Signs and Symptoms:

The early warning signs of Hyponatremia are often subtle and resemble similarities of alcohol intoxication which include nausea, muscle cramps, disorientation, slurred speech, hallucinations and confusion. At this point, many athletes drink more water because they think they are dehydrated, however, water alone will increase the problem of hyponatremia. At the most extreme an athlete may experience seizures, coma, or death.

Treatment and Prevention:

In minor cases, hyponatremia may be treated by replenishing sodium levels in the blood with salty foods, sports drinks, or intravenously. More serious cases include prescribed diuretics or dialysis to decrease the extra water in the body, especially if the kidneys are not functioning properly. Alternating between water and electrolyte-rich supplements during physical activities, and also frequently monitoring your urine color (pale yellow) is the easiest way to prevent and gauge any signs of electrolyte imbalance.

by Martin Nat, LMT

References:

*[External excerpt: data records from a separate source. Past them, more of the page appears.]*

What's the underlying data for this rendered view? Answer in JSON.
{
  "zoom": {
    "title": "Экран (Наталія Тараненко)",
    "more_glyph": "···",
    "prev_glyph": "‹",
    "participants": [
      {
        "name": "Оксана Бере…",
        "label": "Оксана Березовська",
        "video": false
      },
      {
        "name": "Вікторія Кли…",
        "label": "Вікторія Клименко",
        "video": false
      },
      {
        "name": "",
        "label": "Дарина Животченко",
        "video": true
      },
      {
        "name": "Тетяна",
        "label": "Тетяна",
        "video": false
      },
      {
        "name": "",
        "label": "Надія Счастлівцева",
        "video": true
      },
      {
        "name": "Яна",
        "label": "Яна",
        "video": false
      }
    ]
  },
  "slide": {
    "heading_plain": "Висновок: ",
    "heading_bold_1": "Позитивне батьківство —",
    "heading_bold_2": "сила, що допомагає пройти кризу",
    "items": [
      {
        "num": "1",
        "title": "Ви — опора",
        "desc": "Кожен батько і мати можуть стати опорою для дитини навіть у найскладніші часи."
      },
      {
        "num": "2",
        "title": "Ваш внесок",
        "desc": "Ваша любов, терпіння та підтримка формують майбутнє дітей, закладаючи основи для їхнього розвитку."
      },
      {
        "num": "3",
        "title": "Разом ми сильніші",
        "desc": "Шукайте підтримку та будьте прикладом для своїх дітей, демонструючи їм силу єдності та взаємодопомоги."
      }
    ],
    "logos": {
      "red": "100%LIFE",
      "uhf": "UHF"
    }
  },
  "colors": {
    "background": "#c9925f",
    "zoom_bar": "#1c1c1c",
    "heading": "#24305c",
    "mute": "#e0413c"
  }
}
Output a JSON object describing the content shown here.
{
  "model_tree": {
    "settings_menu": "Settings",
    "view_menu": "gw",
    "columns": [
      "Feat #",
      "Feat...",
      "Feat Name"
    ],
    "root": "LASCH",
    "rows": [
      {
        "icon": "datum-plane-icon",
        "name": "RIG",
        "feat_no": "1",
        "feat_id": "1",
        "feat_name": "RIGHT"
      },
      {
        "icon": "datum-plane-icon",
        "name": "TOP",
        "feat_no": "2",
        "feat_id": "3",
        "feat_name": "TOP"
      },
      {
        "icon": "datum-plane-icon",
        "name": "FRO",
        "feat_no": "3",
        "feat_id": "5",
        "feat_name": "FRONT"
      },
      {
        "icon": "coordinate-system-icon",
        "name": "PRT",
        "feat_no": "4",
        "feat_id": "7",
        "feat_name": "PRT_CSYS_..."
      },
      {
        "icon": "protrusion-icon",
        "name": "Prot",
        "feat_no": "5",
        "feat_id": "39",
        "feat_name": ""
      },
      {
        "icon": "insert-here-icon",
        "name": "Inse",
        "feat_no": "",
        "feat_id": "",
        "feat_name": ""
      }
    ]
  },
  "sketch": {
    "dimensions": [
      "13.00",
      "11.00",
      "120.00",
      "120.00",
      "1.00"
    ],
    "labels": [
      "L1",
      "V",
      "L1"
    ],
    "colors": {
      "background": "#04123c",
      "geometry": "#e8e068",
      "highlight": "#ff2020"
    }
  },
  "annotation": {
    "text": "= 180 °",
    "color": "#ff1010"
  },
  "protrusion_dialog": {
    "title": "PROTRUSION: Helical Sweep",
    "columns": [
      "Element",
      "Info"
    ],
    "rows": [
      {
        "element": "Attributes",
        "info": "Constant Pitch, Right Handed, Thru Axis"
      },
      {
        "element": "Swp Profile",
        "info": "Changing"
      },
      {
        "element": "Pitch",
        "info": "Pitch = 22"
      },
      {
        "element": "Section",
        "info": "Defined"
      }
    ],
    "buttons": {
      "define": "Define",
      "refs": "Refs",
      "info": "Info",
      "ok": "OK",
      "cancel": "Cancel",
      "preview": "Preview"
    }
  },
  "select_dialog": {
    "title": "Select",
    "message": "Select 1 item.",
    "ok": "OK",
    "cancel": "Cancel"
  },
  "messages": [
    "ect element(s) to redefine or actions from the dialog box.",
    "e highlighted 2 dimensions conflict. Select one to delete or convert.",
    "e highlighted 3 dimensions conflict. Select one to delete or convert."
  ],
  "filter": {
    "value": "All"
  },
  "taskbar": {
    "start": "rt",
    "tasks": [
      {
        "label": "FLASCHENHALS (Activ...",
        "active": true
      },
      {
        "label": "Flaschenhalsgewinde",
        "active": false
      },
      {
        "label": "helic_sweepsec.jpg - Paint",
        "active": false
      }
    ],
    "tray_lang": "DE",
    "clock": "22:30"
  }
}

This article/video is for educational purposes only; do not attempt without your physician’s clearance. If you are in pain or injured, see your physician.